** Opening EXCERPTED RECORDS block **
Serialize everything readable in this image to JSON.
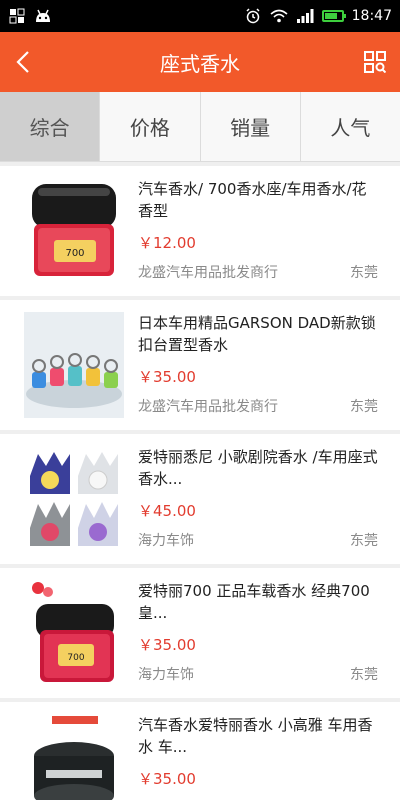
{
  "status": {
    "time": "18:47",
    "battery_level": 0.8
  },
  "header": {
    "title": "座式香水"
  },
  "tabs": [
    {
      "label": "综合",
      "active": true
    },
    {
      "label": "价格",
      "active": false
    },
    {
      "label": "销量",
      "active": false
    },
    {
      "label": "人气",
      "active": false
    }
  ],
  "products": [
    {
      "name": "汽车香水/ 700香水座/车用香水/花香型",
      "price": "￥12.00",
      "shop": "龙盛汽车用品批发商行",
      "city": "东莞"
    },
    {
      "name": "日本车用精品GARSON DAD新款锁扣台置型香水",
      "price": "￥35.00",
      "shop": "龙盛汽车用品批发商行",
      "city": "东莞"
    },
    {
      "name": "爱特丽悉尼 小歌剧院香水 /车用座式香水...",
      "price": "￥45.00",
      "shop": "海力车饰",
      "city": "东莞"
    },
    {
      "name": "爱特丽700 正品车载香水 经典700皇...",
      "price": "￥35.00",
      "shop": "海力车饰",
      "city": "东莞"
    },
    {
      "name": "汽车香水爱特丽香水 小高雅 车用香水 车...",
      "price": "￥35.00",
      "shop": "",
      "city": ""
    }
  ],
  "colors": {
    "accent": "#f2592a",
    "price": "#e23c2f"
  },
  "icons": {
    "back": "chevron-left-icon",
    "qr": "qr-scan-icon"
  }
}
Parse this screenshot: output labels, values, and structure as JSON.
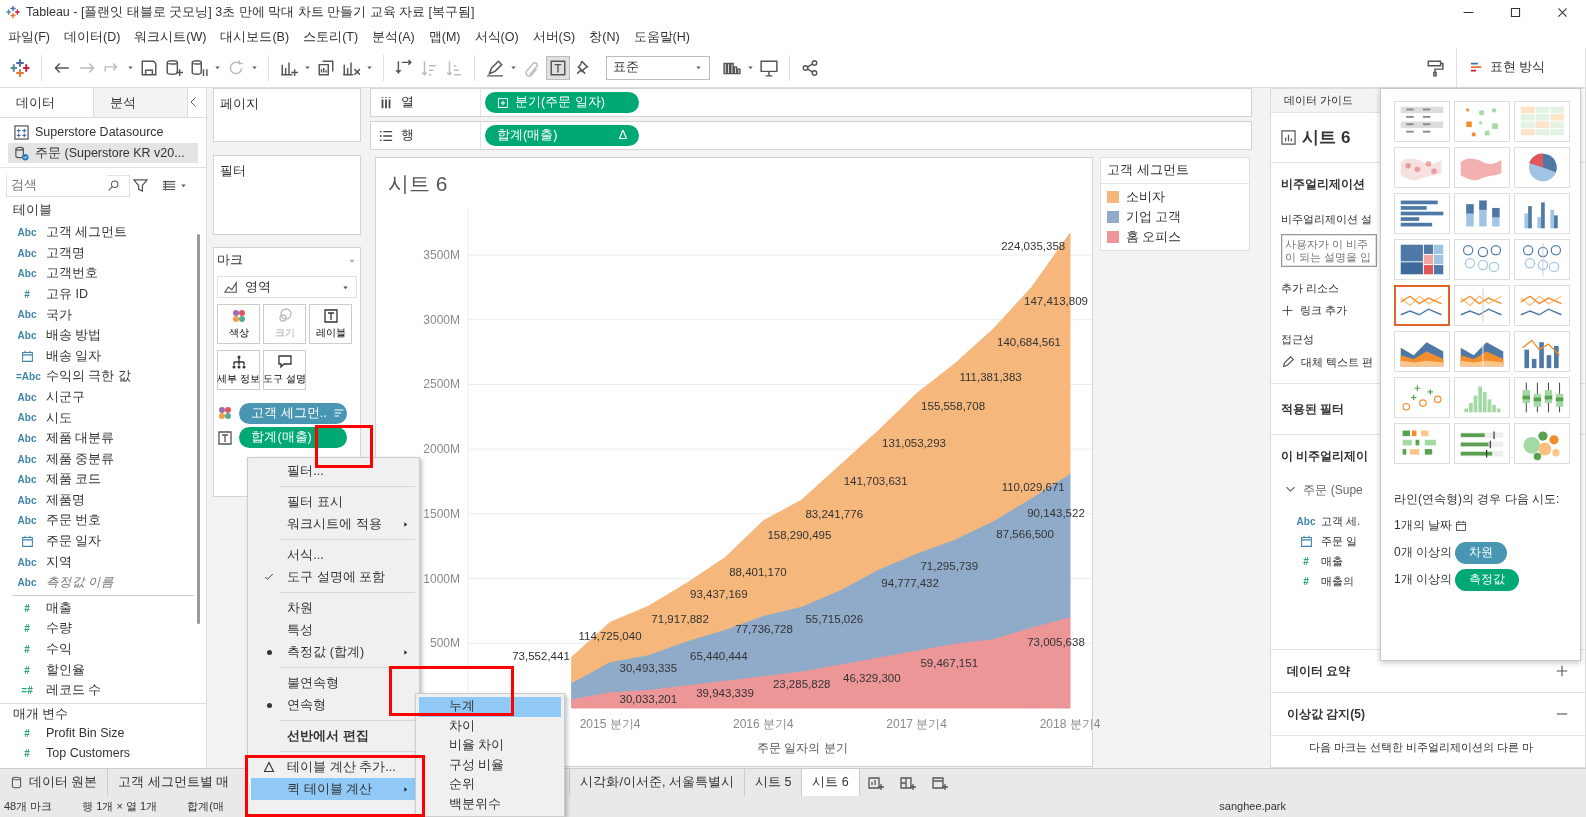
{
  "window": {
    "title": "Tableau - [플랜잇 태블로 굿모닝] 3초 만에 막대 차트 만들기 교육 자료 [복구됨]"
  },
  "menu": [
    "파일(F)",
    "데이터(D)",
    "워크시트(W)",
    "대시보드(B)",
    "스토리(T)",
    "분석(A)",
    "맵(M)",
    "서식(O)",
    "서버(S)",
    "창(N)",
    "도움말(H)"
  ],
  "toolbar": [
    {
      "kind": "logo"
    },
    {
      "kind": "sep"
    },
    {
      "kind": "undo",
      "disabled": false
    },
    {
      "kind": "redo",
      "disabled": true
    },
    {
      "kind": "replay",
      "disabled": true,
      "dropdown": true
    },
    {
      "kind": "save",
      "disabled": false
    },
    {
      "kind": "newds",
      "disabled": false
    },
    {
      "kind": "pause",
      "disabled": false,
      "dropdown": true
    },
    {
      "kind": "refresh",
      "disabled": true,
      "dropdown": true
    },
    {
      "kind": "sep"
    },
    {
      "kind": "newsheet",
      "disabled": false,
      "dropdown": true
    },
    {
      "kind": "duplicate",
      "disabled": false
    },
    {
      "kind": "clear",
      "disabled": false,
      "dropdown": true
    },
    {
      "kind": "sep"
    },
    {
      "kind": "swap",
      "disabled": false
    },
    {
      "kind": "sortasc",
      "disabled": true
    },
    {
      "kind": "sortdesc",
      "disabled": true
    },
    {
      "kind": "sep"
    },
    {
      "kind": "highlight",
      "disabled": false,
      "dropdown": true
    },
    {
      "kind": "group",
      "disabled": true
    },
    {
      "kind": "labels",
      "disabled": false,
      "on": true
    },
    {
      "kind": "fixaxes",
      "disabled": false
    },
    {
      "kind": "fit",
      "value": "표준"
    },
    {
      "kind": "cards",
      "disabled": false,
      "dropdown": true
    },
    {
      "kind": "present",
      "disabled": false
    },
    {
      "kind": "sep"
    },
    {
      "kind": "share",
      "disabled": false
    }
  ],
  "show_me_button": {
    "label": "표현 방식",
    "selected": true
  },
  "data_pane": {
    "tabs": [
      {
        "label": "데이터",
        "selected": true
      },
      {
        "label": "분석",
        "selected": false
      }
    ],
    "sources": [
      {
        "name": "Superstore Datasource",
        "selected": false
      },
      {
        "name": "주문 (Superstore KR v20...",
        "selected": true
      }
    ],
    "search": {
      "placeholder": "검색"
    },
    "tables_header": "테이블",
    "fields": [
      {
        "name": "고객 세그먼트",
        "kind": "typed",
        "type_label": "Abc",
        "measure": false
      },
      {
        "name": "고객명",
        "kind": "typed",
        "type_label": "Abc",
        "measure": false
      },
      {
        "name": "고객번호",
        "kind": "typed",
        "type_label": "Abc",
        "measure": false
      },
      {
        "name": "고유 ID",
        "kind": "typed",
        "type_label": "#",
        "measure": false
      },
      {
        "name": "국가",
        "kind": "typed",
        "type_label": "Abc",
        "measure": false
      },
      {
        "name": "배송 방법",
        "kind": "typed",
        "type_label": "Abc",
        "measure": false
      },
      {
        "name": "배송 일자",
        "kind": "date",
        "measure": false
      },
      {
        "name": "수익의 극한 값",
        "kind": "typed",
        "type_label": "=Abc",
        "measure": false
      },
      {
        "name": "시군구",
        "kind": "typed",
        "type_label": "Abc",
        "measure": false
      },
      {
        "name": "시도",
        "kind": "typed",
        "type_label": "Abc",
        "measure": false
      },
      {
        "name": "제품 대분류",
        "kind": "typed",
        "type_label": "Abc",
        "measure": false
      },
      {
        "name": "제품 중분류",
        "kind": "typed",
        "type_label": "Abc",
        "measure": false
      },
      {
        "name": "제품 코드",
        "kind": "typed",
        "type_label": "Abc",
        "measure": false
      },
      {
        "name": "제품명",
        "kind": "typed",
        "type_label": "Abc",
        "measure": false
      },
      {
        "name": "주문 번호",
        "kind": "typed",
        "type_label": "Abc",
        "measure": false
      },
      {
        "name": "주문 일자",
        "kind": "date",
        "measure": false
      },
      {
        "name": "지역",
        "kind": "typed",
        "type_label": "Abc",
        "measure": false
      },
      {
        "name": "측정값 이름",
        "kind": "typed",
        "type_label": "Abc",
        "measure": false,
        "italic": true
      },
      {
        "name": "매출",
        "kind": "typed",
        "type_label": "#",
        "measure": true
      },
      {
        "name": "수량",
        "kind": "typed",
        "type_label": "#",
        "measure": true
      },
      {
        "name": "수익",
        "kind": "typed",
        "type_label": "#",
        "measure": true
      },
      {
        "name": "할인율",
        "kind": "typed",
        "type_label": "#",
        "measure": true
      },
      {
        "name": "레코드 수",
        "kind": "typed",
        "type_label": "=#",
        "measure": true
      }
    ],
    "params_header": "매개 변수",
    "parameters": [
      {
        "name": "Profit Bin Size",
        "type_label": "#"
      },
      {
        "name": "Top Customers",
        "type_label": "#"
      }
    ]
  },
  "pages": {
    "title": "페이지"
  },
  "filters": {
    "title": "필터"
  },
  "marks": {
    "title": "마크",
    "mark_type": "영역",
    "buttons": [
      {
        "kind": "color",
        "label": "색상",
        "disabled": false
      },
      {
        "kind": "size",
        "label": "크기",
        "disabled": true
      },
      {
        "kind": "label",
        "label": "레이블",
        "disabled": false
      },
      {
        "kind": "detail",
        "label": "세부 정보",
        "disabled": false
      },
      {
        "kind": "tooltip",
        "label": "도구 설명",
        "disabled": false
      }
    ],
    "pills": [
      {
        "kind": "color",
        "label": "고객 세그먼..",
        "measure": false,
        "sorted": true
      },
      {
        "kind": "label",
        "label": "합계(매출)",
        "measure": true
      }
    ]
  },
  "columns_shelf": {
    "label": "열",
    "pill": {
      "label": "분기(주문 일자)",
      "measure": true,
      "expand": true
    }
  },
  "rows_shelf": {
    "label": "행",
    "pill": {
      "label": "합계(매출)",
      "measure": true,
      "table_calc_mark": "Δ"
    }
  },
  "view": {
    "title": "시트 6",
    "chart_data": {
      "type": "area",
      "xlabel": "주문 일자의 분기",
      "stacked": true,
      "grid": true,
      "categories": [
        null,
        null,
        null,
        "2015 분기4",
        null,
        null,
        null,
        "2016 분기4",
        null,
        null,
        null,
        "2017 분기4",
        null,
        null,
        null,
        "2018 분기4"
      ],
      "ylim": [
        0,
        3840
      ],
      "yticks": [
        {
          "value": 500,
          "label": "500M"
        },
        {
          "value": 1000,
          "label": "1000M"
        },
        {
          "value": 1500,
          "label": "1500M"
        },
        {
          "value": 2000,
          "label": "2000M"
        },
        {
          "value": 2500,
          "label": "2500M"
        },
        {
          "value": 3000,
          "label": "3000M"
        },
        {
          "value": 3500,
          "label": "3500M"
        }
      ],
      "series": [
        {
          "name": "홈 오피스",
          "color": "#ec9698",
          "values": [
            null,
            null,
            71,
            125,
            143,
            179,
            214,
            250,
            286,
            339,
            393,
            446,
            500,
            536,
            625,
            704
          ]
        },
        {
          "name": "기업 고객",
          "color": "#8fabc9",
          "values": [
            null,
            null,
            125,
            232,
            268,
            339,
            393,
            464,
            500,
            572,
            678,
            750,
            804,
            910,
            1000,
            1107
          ]
        },
        {
          "name": "소비자",
          "color": "#f5b77b",
          "values": [
            null,
            null,
            197,
            304,
            375,
            446,
            554,
            732,
            821,
            964,
            1072,
            1233,
            1357,
            1483,
            1625,
            1857
          ]
        }
      ],
      "annotations": [
        "73,552,441",
        "114,725,040",
        "71,917,882",
        "93,437,169",
        "88,401,170",
        "158,290,495",
        "83,241,776",
        "141,703,631",
        "131,053,293",
        "155,558,708",
        "111,381,383",
        "140,684,561",
        "147,413,809",
        "224,035,358",
        "30,493,335",
        "65,440,444",
        "77,736,728",
        "55,715,026",
        "94,777,432",
        "71,295,739",
        "87,566,500",
        "90,143,522",
        "110,029,671",
        "30,033,201",
        "39,943,339",
        "23,285,828",
        "46,329,300",
        "59,467,151",
        "73,005,638"
      ]
    }
  },
  "legend": {
    "title": "고객 세그먼트"
  },
  "data_guide": {
    "tab": "데이터 가이드",
    "sheet_title": "시트 6",
    "viz_heading": "비주얼리제이션",
    "desc_label": "비주얼리제이션 설",
    "desc_lines": [
      "사용자가 이 비주",
      "이 되는 설명을 입"
    ],
    "resources_label": "추가 리소스",
    "add_link": "링크 추가",
    "accessibility_label": "접근성",
    "alt_text": "대체 텍스트 편",
    "filters_heading": "적용된 필터",
    "fields_heading": "이 비주얼리제이",
    "source": {
      "name": "주문 (Supe",
      "expanded": true
    },
    "fields": [
      {
        "kind": "typed",
        "type_label": "Abc",
        "name": "고객 세.",
        "measure": false
      },
      {
        "kind": "date",
        "name": "주문 일",
        "measure": false
      },
      {
        "kind": "typed",
        "type_label": "#",
        "name": "매출",
        "measure": true
      },
      {
        "kind": "typed",
        "type_label": "#",
        "name": "매출의",
        "measure": true
      }
    ],
    "sections": [
      {
        "title": "데이터 요약",
        "expanded": false
      },
      {
        "title": "이상값 감지(5)",
        "expanded": true
      }
    ],
    "outlier_text": "다음 마크는 선택한 비주얼리제이션의 다른 마"
  },
  "show_me": {
    "charts": [
      {
        "kind": "text-table",
        "selected": false
      },
      {
        "kind": "heat-map",
        "selected": false
      },
      {
        "kind": "highlight-table",
        "selected": false
      },
      {
        "kind": "symbol-map",
        "selected": false
      },
      {
        "kind": "filled-map",
        "selected": false
      },
      {
        "kind": "pie-chart",
        "selected": false
      },
      {
        "kind": "horizontal-bars",
        "selected": false
      },
      {
        "kind": "stacked-bars",
        "selected": false
      },
      {
        "kind": "side-by-side-bars",
        "selected": false
      },
      {
        "kind": "treemap",
        "selected": false
      },
      {
        "kind": "circle-view",
        "selected": false
      },
      {
        "kind": "side-by-side-circles",
        "selected": false
      },
      {
        "kind": "line-chart",
        "selected": true
      },
      {
        "kind": "discrete-line-chart",
        "selected": false
      },
      {
        "kind": "dual-line-chart",
        "selected": false
      },
      {
        "kind": "area-chart",
        "selected": false
      },
      {
        "kind": "discrete-area-chart",
        "selected": false
      },
      {
        "kind": "dual-combination-chart",
        "selected": false
      },
      {
        "kind": "scatter-plot",
        "selected": false
      },
      {
        "kind": "histogram",
        "selected": false
      },
      {
        "kind": "box-plot",
        "selected": false
      },
      {
        "kind": "gantt-chart",
        "selected": false
      },
      {
        "kind": "bullet-graph",
        "selected": false
      },
      {
        "kind": "packed-bubbles",
        "selected": false
      }
    ],
    "hint_title": "라인(연속형)의 경우 다음 시도:",
    "hints": [
      {
        "kind": "date",
        "text": "1개의 날짜"
      },
      {
        "kind": "pill",
        "text": "0개 이상의",
        "pill": "차원",
        "measure": false
      },
      {
        "kind": "pill",
        "text": "1개 이상의",
        "pill": "측정값",
        "measure": true
      }
    ]
  },
  "context_menu": {
    "items": [
      {
        "kind": "item",
        "label": "필터...",
        "selected": false
      },
      {
        "kind": "separator"
      },
      {
        "kind": "item",
        "label": "필터 표시",
        "selected": false
      },
      {
        "kind": "item",
        "label": "워크시트에 적용",
        "submenu": true,
        "selected": false
      },
      {
        "kind": "separator"
      },
      {
        "kind": "item",
        "label": "서식...",
        "selected": false
      },
      {
        "kind": "item",
        "label": "도구 설명에 포함",
        "checked": true,
        "selected": false
      },
      {
        "kind": "separator"
      },
      {
        "kind": "item",
        "label": "차원",
        "selected": false
      },
      {
        "kind": "item",
        "label": "특성",
        "selected": false
      },
      {
        "kind": "item",
        "label": "측정값 (합계)",
        "radio": true,
        "submenu": true,
        "selected": false
      },
      {
        "kind": "separator"
      },
      {
        "kind": "item",
        "label": "불연속형",
        "selected": false
      },
      {
        "kind": "item",
        "label": "연속형",
        "radio": true,
        "selected": false
      },
      {
        "kind": "separator"
      },
      {
        "kind": "item",
        "label": "선반에서 편집",
        "bold": true,
        "selected": false
      },
      {
        "kind": "separator"
      },
      {
        "kind": "item",
        "label": "테이블 계산 추가...",
        "calc_icon": true,
        "selected": false
      },
      {
        "kind": "item",
        "label": "퀵 테이블 계산",
        "submenu": true,
        "selected": true
      }
    ],
    "submenu": [
      {
        "label": "누계",
        "selected": true
      },
      {
        "label": "차이",
        "selected": false
      },
      {
        "label": "비율 차이",
        "selected": false
      },
      {
        "label": "구성 비율",
        "selected": false
      },
      {
        "label": "순위",
        "selected": false
      },
      {
        "label": "백분위수",
        "selected": false
      }
    ]
  },
  "sheet_tabs": [
    {
      "kind": "datasource",
      "label": "데이터 원본",
      "selected": false
    },
    {
      "kind": "sheet",
      "label": "고객 세그먼트별 매",
      "selected": false
    },
    {
      "kind": "sheet",
      "label": "시각화/이서준, 서울특별시",
      "selected": false
    },
    {
      "kind": "sheet",
      "label": "시트 5",
      "selected": false
    },
    {
      "kind": "sheet",
      "label": "시트 6",
      "selected": true
    }
  ],
  "status_bar": {
    "marks": "48개 마크",
    "shape": "행 1개 × 열 1개",
    "measure": "합계(매",
    "user": "sanghee.park"
  }
}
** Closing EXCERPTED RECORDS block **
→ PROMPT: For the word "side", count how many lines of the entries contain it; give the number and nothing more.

→ ANSWER BELOW: 2